In retrospect, it's possible to hear him inch toward the powerful pop of Jesus of Cool on the Dave Edmunds-produced New Favourites, plus the handful of singles the group cut toward the end of their career -- it's not far cry from the Brinsleys' stomping cover of Tommy Roe's "Everybody" to the shake and pop of Jesus -- but even with this knowledge in hand, Jesus of Cool still sounds like an unexpected explosion as it bursts forth with blindingly bright colors and a cavalcade of giddy pure sound. Lowe is letting his id run wild: he's dispensed with any remnants of good taste -- well, apart from the gorgeous "Tonight," the only time the album dips into ballads -- and indulged in a second adolescence, bashing out three-chord rockers and cracking jokes with both his words and music. This reckless rock and pop works not just because the tracks crackle with excitement -- not for nothing did Nick earn the name "Basher" in this period; he cut quickly and moved on, the performances sounding infectious and addictive -- but because it's written with the skill that Lowe developed in the Brinsleys.
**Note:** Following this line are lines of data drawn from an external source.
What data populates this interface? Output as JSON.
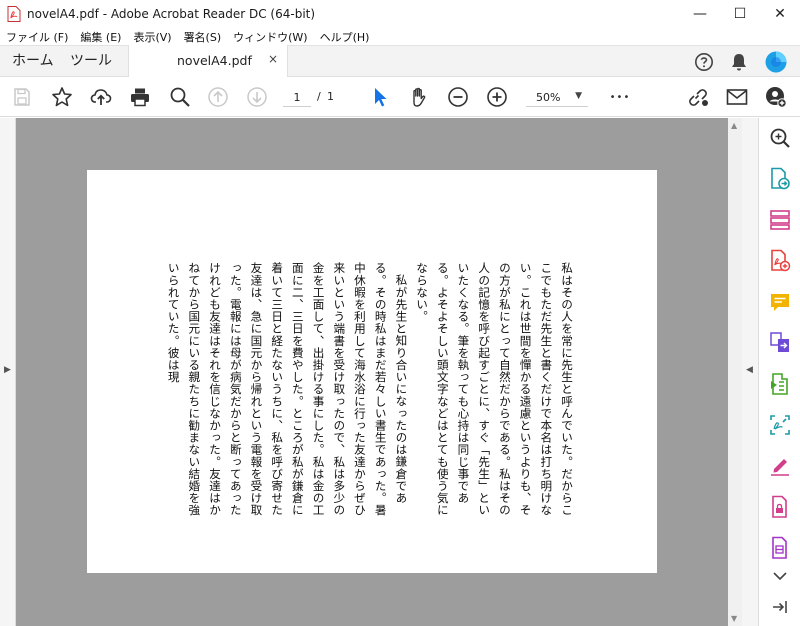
{
  "window": {
    "title": "novelA4.pdf - Adobe Acrobat Reader DC (64-bit)",
    "minimize": "—",
    "maximize": "☐",
    "close": "✕"
  },
  "menu": [
    "ファイル (F)",
    "編集 (E)",
    "表示(V)",
    "署名(S)",
    "ウィンドウ(W)",
    "ヘルプ(H)"
  ],
  "tabs": {
    "home": "ホーム",
    "tools": "ツール",
    "document": "novelA4.pdf",
    "close": "×"
  },
  "toolbar": {
    "page_current": "1",
    "page_sep": "/",
    "page_total": "1",
    "zoom": "50%",
    "more": "•••"
  },
  "document": {
    "paragraphs": [
      "私はその人を常に先生と呼んでいた。だからここでもただ先生と書くだけで本名は打ち明けない。これは世間を憚かる遠慮というよりも、その方が私にとって自然だからである。私はその人の記憶を呼び起すごとに、すぐ「先生」といいたくなる。筆を執っても心持は同じ事である。よそよそしい頭文字などはとても使う気にならない。",
      "私が先生と知り合いになったのは鎌倉である。その時私はまだ若々しい書生であった。暑中休暇を利用して海水浴に行った友達からぜひ来いという端書を受け取ったので、私は多少の金を工面して、出掛ける事にした。私は金の工面に二、三日を費やした。ところが私が鎌倉に着いて三日と経たないうちに、私を呼び寄せた友達は、急に国元から帰れという電報を受け取った。電報には母が病気だからと断ってあったけれども友達はそれを信じなかった。友達はかねてから国元にいる親たちに勧まない結婚を強いられていた。彼は現"
    ]
  },
  "colors": {
    "accent_blue": "#1473e6",
    "acrobat_red": "#e8423d",
    "viewer_gray": "#9d9d9d"
  }
}
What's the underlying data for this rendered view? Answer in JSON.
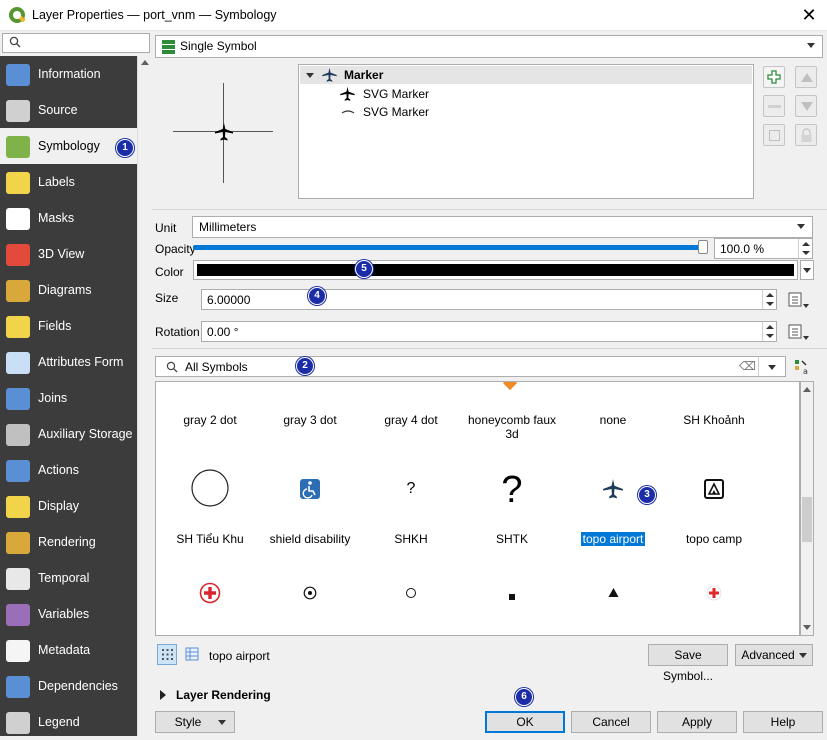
{
  "window": {
    "title": "Layer Properties — port_vnm — Symbology",
    "close_glyph": "✕"
  },
  "sidebar": {
    "search_icon": "magnifier-icon",
    "items": [
      {
        "label": "Information",
        "icon": "information-icon",
        "color": "#5a8fd6"
      },
      {
        "label": "Source",
        "icon": "source-gear-icon",
        "color": "#d0d0d0"
      },
      {
        "label": "Symbology",
        "icon": "symbology-brush-icon",
        "color": "#7fb34a"
      },
      {
        "label": "Labels",
        "icon": "labels-abc-icon",
        "color": "#f2d44b"
      },
      {
        "label": "Masks",
        "icon": "masks-abc-icon",
        "color": "#ffffff"
      },
      {
        "label": "3D View",
        "icon": "cube-3d-icon",
        "color": "#e24b3b"
      },
      {
        "label": "Diagrams",
        "icon": "diagrams-icon",
        "color": "#d9a83a"
      },
      {
        "label": "Fields",
        "icon": "fields-icon",
        "color": "#f2d44b"
      },
      {
        "label": "Attributes Form",
        "icon": "attributes-form-icon",
        "color": "#c9dff5"
      },
      {
        "label": "Joins",
        "icon": "joins-icon",
        "color": "#5a8fd6"
      },
      {
        "label": "Auxiliary Storage",
        "icon": "auxiliary-storage-icon",
        "color": "#c0c0c0"
      },
      {
        "label": "Actions",
        "icon": "actions-gear-icon",
        "color": "#5a8fd6"
      },
      {
        "label": "Display",
        "icon": "display-speech-icon",
        "color": "#f2d44b"
      },
      {
        "label": "Rendering",
        "icon": "rendering-brush-icon",
        "color": "#d9a83a"
      },
      {
        "label": "Temporal",
        "icon": "temporal-clock-icon",
        "color": "#e8e8e8"
      },
      {
        "label": "Variables",
        "icon": "variables-icon",
        "color": "#9b6fb8"
      },
      {
        "label": "Metadata",
        "icon": "metadata-icon",
        "color": "#f5f5f5"
      },
      {
        "label": "Dependencies",
        "icon": "dependencies-icon",
        "color": "#5a8fd6"
      },
      {
        "label": "Legend",
        "icon": "legend-icon",
        "color": "#d0d0d0"
      }
    ],
    "active_index": 2
  },
  "renderer": {
    "selected": "Single Symbol",
    "icon": "single-symbol-icon"
  },
  "symbol_tree": {
    "root": "Marker",
    "layers": [
      "SVG Marker",
      "SVG Marker"
    ]
  },
  "unit": {
    "label": "Unit",
    "value": "Millimeters"
  },
  "opacity": {
    "label": "Opacity",
    "value": "100.0 %",
    "fraction": 1.0
  },
  "color": {
    "label": "Color",
    "value": "#000000"
  },
  "size": {
    "label": "Size",
    "value": "6.00000"
  },
  "rotation": {
    "label": "Rotation",
    "value": "0.00 °"
  },
  "symbol_search": {
    "value": "All Symbols",
    "clear_glyph": "⌫"
  },
  "symbols_row1": [
    {
      "name": "gray 2 dot"
    },
    {
      "name": "gray 3 dot"
    },
    {
      "name": "gray 4 dot"
    },
    {
      "name": "honeycomb faux 3d"
    },
    {
      "name": "none"
    },
    {
      "name": "SH Khoảnh"
    }
  ],
  "symbols_row2": [
    {
      "name": "SH Tiểu Khu",
      "icon": "circle-outline-icon"
    },
    {
      "name": "shield disability",
      "icon": "wheelchair-icon"
    },
    {
      "name": "SHKH",
      "icon": "question-small-icon",
      "glyph": "?"
    },
    {
      "name": "SHTK",
      "icon": "question-large-icon",
      "glyph": "?"
    },
    {
      "name": "topo airport",
      "icon": "airplane-icon",
      "selected": true
    },
    {
      "name": "topo camp",
      "icon": "tent-icon"
    }
  ],
  "symbols_row3_icons": [
    "red-cross-circle-icon",
    "dot-circle-icon",
    "small-circle-icon",
    "small-square-icon",
    "triangle-icon",
    "red-cross-icon"
  ],
  "selected_symbol_name": "topo airport",
  "buttons": {
    "save_symbol": "Save Symbol...",
    "advanced": "Advanced",
    "style": "Style",
    "ok": "OK",
    "cancel": "Cancel",
    "apply": "Apply",
    "help": "Help"
  },
  "layer_rendering": "Layer Rendering",
  "badges": [
    "1",
    "2",
    "3",
    "4",
    "5",
    "6"
  ],
  "accent": "#1b2ca8"
}
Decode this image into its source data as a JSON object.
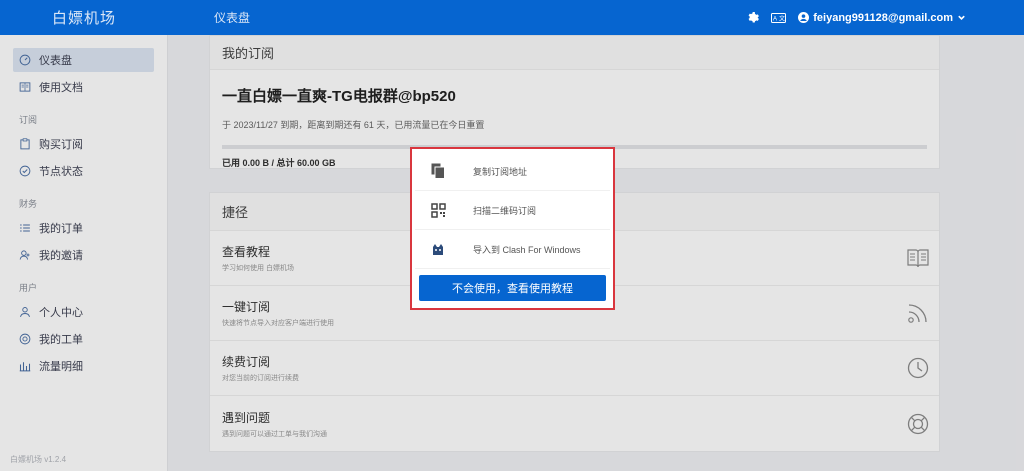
{
  "header": {
    "brand": "白嫖机场",
    "page_title": "仪表盘",
    "user_email": "feiyang991128@gmail.com"
  },
  "sidebar": {
    "top_items": [
      {
        "label": "仪表盘",
        "icon": "dashboard-icon"
      },
      {
        "label": "使用文档",
        "icon": "book-icon"
      }
    ],
    "groups": [
      {
        "title": "订阅",
        "items": [
          {
            "label": "购买订阅",
            "icon": "clipboard-icon"
          },
          {
            "label": "节点状态",
            "icon": "check-circle-icon"
          }
        ]
      },
      {
        "title": "财务",
        "items": [
          {
            "label": "我的订单",
            "icon": "list-icon"
          },
          {
            "label": "我的邀请",
            "icon": "invite-icon"
          }
        ]
      },
      {
        "title": "用户",
        "items": [
          {
            "label": "个人中心",
            "icon": "user-icon"
          },
          {
            "label": "我的工单",
            "icon": "support-icon"
          },
          {
            "label": "流量明细",
            "icon": "bar-chart-icon"
          }
        ]
      }
    ],
    "version": "白嫖机场 v1.2.4"
  },
  "subscription": {
    "card_title": "我的订阅",
    "plan_name": "一直白嫖一直爽-TG电报群@bp520",
    "expiry_desc": "于 2023/11/27 到期，距离到期还有 61 天，已用流量已在今日重置",
    "usage": "已用 0.00 B / 总计 60.00 GB",
    "progress": 0
  },
  "shortcuts": {
    "card_title": "捷径",
    "items": [
      {
        "title": "查看教程",
        "desc": "学习如何使用 白嫖机场"
      },
      {
        "title": "一键订阅",
        "desc": "快速将节点导入对应客户端进行使用"
      },
      {
        "title": "续费订阅",
        "desc": "对您当前的订阅进行续费"
      },
      {
        "title": "遇到问题",
        "desc": "遇到问题可以通过工单与我们沟通"
      }
    ]
  },
  "popup": {
    "items": [
      {
        "label": "复制订阅地址",
        "icon": "copy-icon"
      },
      {
        "label": "扫描二维码订阅",
        "icon": "qrcode-icon"
      },
      {
        "label": "导入到 Clash For Windows",
        "icon": "clash-cat-icon"
      }
    ],
    "button": "不会使用，查看使用教程"
  },
  "colors": {
    "primary": "#0665d0",
    "highlight_border": "#d9363e"
  }
}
He knows how to twist words around, knows how to mine black humor in "Marie Provost," knows how to splice "Nutted by Reality" into a brilliant McCartney parody, knows how to pull off the old Chuck Berry trick of spinning a tune into two songs, as he turns "Shake and Pop" into the faster, wilder "They Called It Rock." That latter bit picks up a key bit about Jesus of Cool -- it's self-referential pop that loves the past but doesn't treat it as sacred. It is the first post-modern pop record in how it plays as it builds upon tradition and how it's all tied together by Lowe's irrepressible irreverence. It's hard to imagine any of the power pop of the next three decades without it, and while plenty have tried, nobody has made a better pure pop record than this...not even Nick (of course, he didn't really try to make another record like this, either).